Adopted in 1868, the Fourteenth Amendment profoundly changed the Constitution, giving the federal judiciary and Congress new powers to protect the fundamental rights of individuals from being violated by the states. Yet, according to Randy Barnett and Evan Bernick, the Supreme Court has long misunderstood or ignored the original meaning of the amendment’s key clauses, covering the privileges and immunities of citizenship, due process of law, and the equal protection of the laws.
Barnett and Bernick contend that the Fourteenth Amendment was the culmination of decades of debates about the meaning of the antebellum Constitution. Antislavery advocates advanced arguments informed by natural rights, the Declaration of Independence, and the common law. They also utilized what is today called public-meaning originalism. Although their arguments lost in the courts, the Republican Party was formed to advance an antislavery political agenda, eventually bringing about abolition. Then, when abolition alone proved insufficient to thwart Southern repression and provide for civil equality, the Fourteenth Amendment was enacted. It went beyond abolition to enshrine in the Constitution the concept of Republican citizenship and granted Congress power to protect fundamental rights and ensure equality before the law. Finally, Congress used its powers to pass Reconstruction-era civil rights laws that tell us much about the original scope of the amendment.

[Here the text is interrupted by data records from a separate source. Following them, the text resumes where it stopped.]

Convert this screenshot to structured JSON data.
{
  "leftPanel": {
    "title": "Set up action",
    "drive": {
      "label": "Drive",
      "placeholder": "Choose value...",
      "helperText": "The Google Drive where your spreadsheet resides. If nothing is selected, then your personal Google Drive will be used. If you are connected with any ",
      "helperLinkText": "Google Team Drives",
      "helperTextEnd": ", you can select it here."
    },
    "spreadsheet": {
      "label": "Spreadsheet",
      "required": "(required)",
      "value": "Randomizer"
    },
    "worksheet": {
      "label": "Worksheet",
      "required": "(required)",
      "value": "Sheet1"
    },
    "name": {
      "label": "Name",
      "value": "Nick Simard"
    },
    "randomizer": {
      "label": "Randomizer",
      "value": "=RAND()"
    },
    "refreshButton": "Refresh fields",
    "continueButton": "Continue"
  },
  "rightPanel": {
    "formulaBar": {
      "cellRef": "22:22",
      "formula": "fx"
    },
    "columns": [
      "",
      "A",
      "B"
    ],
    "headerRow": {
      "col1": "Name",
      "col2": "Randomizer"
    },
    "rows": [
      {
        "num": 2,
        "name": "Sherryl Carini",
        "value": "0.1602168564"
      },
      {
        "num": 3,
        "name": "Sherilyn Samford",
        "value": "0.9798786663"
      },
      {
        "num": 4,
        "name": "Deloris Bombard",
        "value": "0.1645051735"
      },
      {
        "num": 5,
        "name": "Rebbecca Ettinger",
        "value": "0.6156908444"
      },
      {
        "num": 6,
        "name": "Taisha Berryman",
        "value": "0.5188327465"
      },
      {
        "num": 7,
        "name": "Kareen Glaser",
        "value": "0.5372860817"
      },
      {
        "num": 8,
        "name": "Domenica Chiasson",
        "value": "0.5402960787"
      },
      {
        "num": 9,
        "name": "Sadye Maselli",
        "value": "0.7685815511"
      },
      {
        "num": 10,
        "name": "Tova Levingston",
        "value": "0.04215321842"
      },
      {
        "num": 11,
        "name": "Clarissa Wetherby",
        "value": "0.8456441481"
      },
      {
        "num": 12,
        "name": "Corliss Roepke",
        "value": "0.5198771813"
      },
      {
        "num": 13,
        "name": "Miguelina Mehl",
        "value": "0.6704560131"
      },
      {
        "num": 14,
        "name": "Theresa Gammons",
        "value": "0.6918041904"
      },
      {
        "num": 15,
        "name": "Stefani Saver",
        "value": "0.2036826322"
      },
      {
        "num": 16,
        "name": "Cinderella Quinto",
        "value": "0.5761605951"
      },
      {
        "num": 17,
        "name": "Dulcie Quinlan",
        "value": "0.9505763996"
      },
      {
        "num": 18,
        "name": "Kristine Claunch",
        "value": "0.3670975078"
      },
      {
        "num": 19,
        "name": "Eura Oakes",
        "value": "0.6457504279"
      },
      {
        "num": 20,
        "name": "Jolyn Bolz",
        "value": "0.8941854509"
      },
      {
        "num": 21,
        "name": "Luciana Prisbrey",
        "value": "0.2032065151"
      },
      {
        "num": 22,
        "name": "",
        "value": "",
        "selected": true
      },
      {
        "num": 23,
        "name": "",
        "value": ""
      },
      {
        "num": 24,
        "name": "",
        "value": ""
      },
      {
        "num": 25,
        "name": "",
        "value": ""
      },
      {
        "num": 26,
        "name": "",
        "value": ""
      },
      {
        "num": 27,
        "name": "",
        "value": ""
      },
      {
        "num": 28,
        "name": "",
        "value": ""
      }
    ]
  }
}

With evenhanded attention to primary sources, The Original Meaning of the Fourteenth Amendment shows how the principles of the Declaration eventually came to modify the Constitution and proposes workable doctrines for implementing the key provisions of Section 1 of the Fourteenth Amendment.